EXERCISE MATERIAL: Begin

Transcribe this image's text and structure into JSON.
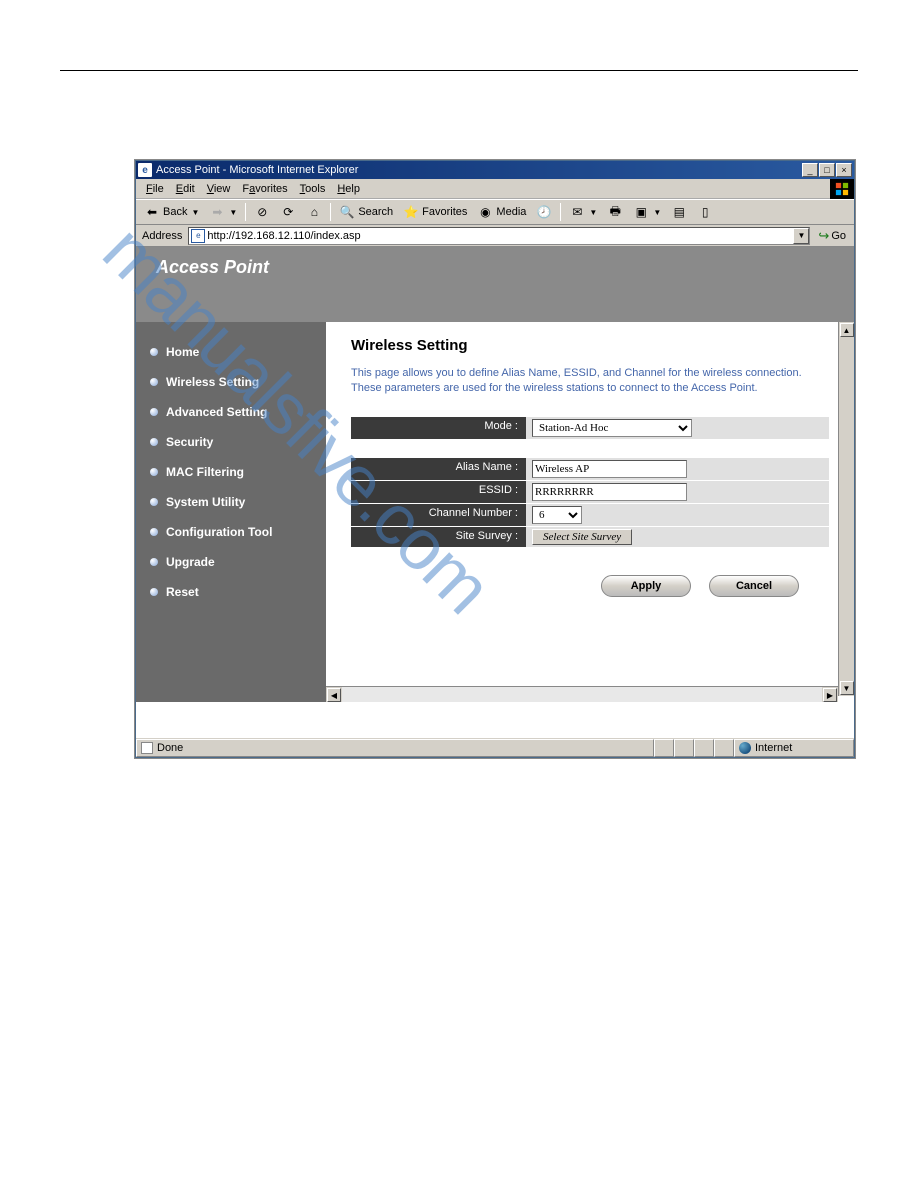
{
  "window": {
    "title": "Access Point - Microsoft Internet Explorer"
  },
  "menubar": {
    "file": "File",
    "edit": "Edit",
    "view": "View",
    "favorites": "Favorites",
    "tools": "Tools",
    "help": "Help"
  },
  "toolbar": {
    "back": "Back",
    "search": "Search",
    "favorites": "Favorites",
    "media": "Media"
  },
  "address": {
    "label": "Address",
    "value": "http://192.168.12.110/index.asp",
    "go": "Go"
  },
  "banner": {
    "title": "Access Point"
  },
  "sidebar": {
    "items": [
      {
        "label": "Home"
      },
      {
        "label": "Wireless Setting"
      },
      {
        "label": "Advanced Setting"
      },
      {
        "label": "Security"
      },
      {
        "label": "MAC Filtering"
      },
      {
        "label": "System Utility"
      },
      {
        "label": "Configuration Tool"
      },
      {
        "label": "Upgrade"
      },
      {
        "label": "Reset"
      }
    ]
  },
  "content": {
    "heading": "Wireless Setting",
    "description": "This page allows you to define Alias Name, ESSID, and Channel for the wireless connection. These parameters are used for the wireless stations to connect to the Access Point.",
    "fields": {
      "mode_label": "Mode :",
      "mode_value": "Station-Ad Hoc",
      "alias_label": "Alias Name :",
      "alias_value": "Wireless AP",
      "essid_label": "ESSID :",
      "essid_value": "RRRRRRRR",
      "channel_label": "Channel Number :",
      "channel_value": "6",
      "survey_label": "Site Survey :",
      "survey_button": "Select Site Survey"
    },
    "buttons": {
      "apply": "Apply",
      "cancel": "Cancel"
    }
  },
  "statusbar": {
    "status": "Done",
    "zone": "Internet"
  },
  "watermark": "manualsfive.com"
}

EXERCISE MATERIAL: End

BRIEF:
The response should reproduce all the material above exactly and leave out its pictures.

YOUR RESPONSE:
Transcribe this image's text and structure into JSON.
{
  "window": {
    "title": "Access Point - Microsoft Internet Explorer"
  },
  "menubar": {
    "file": "File",
    "edit": "Edit",
    "view": "View",
    "favorites": "Favorites",
    "tools": "Tools",
    "help": "Help"
  },
  "toolbar": {
    "back": "Back",
    "search": "Search",
    "favorites": "Favorites",
    "media": "Media"
  },
  "address": {
    "label": "Address",
    "value": "http://192.168.12.110/index.asp",
    "go": "Go"
  },
  "banner": {
    "title": "Access Point"
  },
  "sidebar": {
    "items": [
      {
        "label": "Home"
      },
      {
        "label": "Wireless Setting"
      },
      {
        "label": "Advanced Setting"
      },
      {
        "label": "Security"
      },
      {
        "label": "MAC Filtering"
      },
      {
        "label": "System Utility"
      },
      {
        "label": "Configuration Tool"
      },
      {
        "label": "Upgrade"
      },
      {
        "label": "Reset"
      }
    ]
  },
  "content": {
    "heading": "Wireless Setting",
    "description": "This page allows you to define Alias Name, ESSID, and Channel for the wireless connection. These parameters are used for the wireless stations to connect to the Access Point.",
    "fields": {
      "mode_label": "Mode :",
      "mode_value": "Station-Ad Hoc",
      "alias_label": "Alias Name :",
      "alias_value": "Wireless AP",
      "essid_label": "ESSID :",
      "essid_value": "RRRRRRRR",
      "channel_label": "Channel Number :",
      "channel_value": "6",
      "survey_label": "Site Survey :",
      "survey_button": "Select Site Survey"
    },
    "buttons": {
      "apply": "Apply",
      "cancel": "Cancel"
    }
  },
  "statusbar": {
    "status": "Done",
    "zone": "Internet"
  },
  "watermark": "manualsfive.com"
}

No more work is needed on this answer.